Role of civil society in combatting climate change: “The Catholic Church is very well placed to help mitigate climate change, with more than one billion followers around the world,” lead author Shaun Larcom, from Cambridge’s Department of Land Economy, said in a statement.
“Pope Francis has already highlighted the moral imperative for action on the climate emergency, and the important role of civil society in achieving sustainability through lifestyle change,” Larcom added.
Meat, he continued, is one of the biggest drivers of greenhouse gas emissions.
Looking back: Larcom and his colleagues said they studied the dietary and social impacts of a 2011 call from Catholic bishops of England and Wales to forego meat on Fridays.
They observed that 28 percent of Catholics there adjusted their Friday diet following the announcement.
Of that segment, 41 percent said they stopped eating meat on Friday and
55 percent said they tried eating less meat that date.
People in England and Wales eat an average of 100 grams of meat daily.
Setting precedent: Even when more than a quarter of Catholics changed their dietary habits, the authors observed significant impacts.
This shift saved more than 55,000 tons of carbon annually.
That’s equivalent to 82,000 fewer people taking a return trip from London to New York over the course of a year.
A little goes a long way: “If the Pope was to reinstate the obligation for meatless Fridays to all Catholics globally, it could be a major source of low-cost emissions reductions,” Larcom said.
The gains would be considerable “even if only a minority of Catholics choose to comply, as we find in our case study,” he added.
Rhinoceros horns are shrinking in size, asteroids threat looms in the far future and deliberate oil dumping threatens ocean health.

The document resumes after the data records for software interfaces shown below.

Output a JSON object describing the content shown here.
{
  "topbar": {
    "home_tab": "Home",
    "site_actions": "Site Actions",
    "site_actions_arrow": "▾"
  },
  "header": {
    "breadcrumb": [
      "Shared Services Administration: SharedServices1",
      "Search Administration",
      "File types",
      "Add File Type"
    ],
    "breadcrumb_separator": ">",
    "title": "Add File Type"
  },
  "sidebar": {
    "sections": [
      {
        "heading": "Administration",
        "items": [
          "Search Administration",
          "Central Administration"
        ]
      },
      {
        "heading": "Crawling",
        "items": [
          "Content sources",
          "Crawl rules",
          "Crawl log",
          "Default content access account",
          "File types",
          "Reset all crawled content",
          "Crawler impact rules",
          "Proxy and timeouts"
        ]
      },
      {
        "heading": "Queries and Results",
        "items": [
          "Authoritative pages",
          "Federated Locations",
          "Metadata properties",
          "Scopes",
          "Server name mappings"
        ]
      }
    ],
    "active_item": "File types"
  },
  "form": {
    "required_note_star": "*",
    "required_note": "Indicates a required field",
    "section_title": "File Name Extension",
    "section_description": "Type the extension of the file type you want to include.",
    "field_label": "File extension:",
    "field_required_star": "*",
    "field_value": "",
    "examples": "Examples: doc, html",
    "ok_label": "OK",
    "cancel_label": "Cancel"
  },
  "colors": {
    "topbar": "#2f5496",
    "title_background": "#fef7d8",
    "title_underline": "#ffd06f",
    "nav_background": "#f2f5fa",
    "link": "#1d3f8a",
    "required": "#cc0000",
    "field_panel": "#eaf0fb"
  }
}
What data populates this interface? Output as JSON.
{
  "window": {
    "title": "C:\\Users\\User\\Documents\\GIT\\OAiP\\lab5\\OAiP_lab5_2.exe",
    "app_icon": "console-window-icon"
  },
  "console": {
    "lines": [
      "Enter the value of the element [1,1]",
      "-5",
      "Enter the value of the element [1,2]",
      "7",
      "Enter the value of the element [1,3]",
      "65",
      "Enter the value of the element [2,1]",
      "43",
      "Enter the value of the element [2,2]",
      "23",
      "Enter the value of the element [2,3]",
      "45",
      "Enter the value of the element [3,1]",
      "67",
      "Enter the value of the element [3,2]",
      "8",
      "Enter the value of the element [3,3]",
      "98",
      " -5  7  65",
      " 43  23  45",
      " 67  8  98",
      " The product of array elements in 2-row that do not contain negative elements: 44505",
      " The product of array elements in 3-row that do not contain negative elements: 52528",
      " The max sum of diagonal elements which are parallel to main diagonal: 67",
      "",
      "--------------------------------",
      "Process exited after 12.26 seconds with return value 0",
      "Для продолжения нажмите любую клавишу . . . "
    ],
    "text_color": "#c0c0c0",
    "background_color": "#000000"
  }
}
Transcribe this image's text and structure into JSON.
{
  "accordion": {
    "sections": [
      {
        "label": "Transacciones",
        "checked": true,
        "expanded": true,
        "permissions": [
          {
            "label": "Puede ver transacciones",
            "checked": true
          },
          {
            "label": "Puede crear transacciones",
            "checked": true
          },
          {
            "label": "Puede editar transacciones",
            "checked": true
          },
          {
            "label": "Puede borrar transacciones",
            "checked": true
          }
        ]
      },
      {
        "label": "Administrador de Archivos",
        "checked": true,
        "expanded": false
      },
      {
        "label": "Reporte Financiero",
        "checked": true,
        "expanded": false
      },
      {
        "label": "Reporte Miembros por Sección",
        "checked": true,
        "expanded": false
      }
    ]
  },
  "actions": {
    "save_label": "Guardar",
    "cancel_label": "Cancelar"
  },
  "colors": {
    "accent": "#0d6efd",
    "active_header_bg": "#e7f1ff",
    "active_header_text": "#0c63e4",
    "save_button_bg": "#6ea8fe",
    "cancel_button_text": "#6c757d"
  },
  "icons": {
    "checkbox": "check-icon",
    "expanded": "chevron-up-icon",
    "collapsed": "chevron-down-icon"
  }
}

Scientists find that rhinoceros horns are shrinking
Rhinoceros horns have gradually shrunk in size over time, researchers from the University of Cambridge discovered, by assessing horns of 80 rhinos photographed between 1886 and 2018. Their findings, published in People and Nature, suggest that hunting rhinos with the longest horns allowed smaller-horned survivors to become dominant over future generations.
Dangerous asteroid menaces future generations
Astronomers have discovered an asteroid — 2022 AP7 — that could pose a threat to the Earth generations from now, according to a study in The Astronomical Journal. While the asteroid doesn’t pose a threat for the foreseeable future, its slowly collapsing orbit means that “way down the line, in the next few thousand years, it could turn into a problem for our descendants,” an astronomer told The New York Times.
Intentional oil dumping rivals damage from major spills
Every three years ships deliberately dump more oil than the notorious Exxon Valdez and Deepwater Horizon spills combined, according to Yahoo News. Much of this effluent comes from cruise ships, which illegally dump used engine oil at sea, Yahoo reported.
Please visit The Hill’s Sustainability section online for the web version of this newsletter and more stories. We’ll see you tomorrow.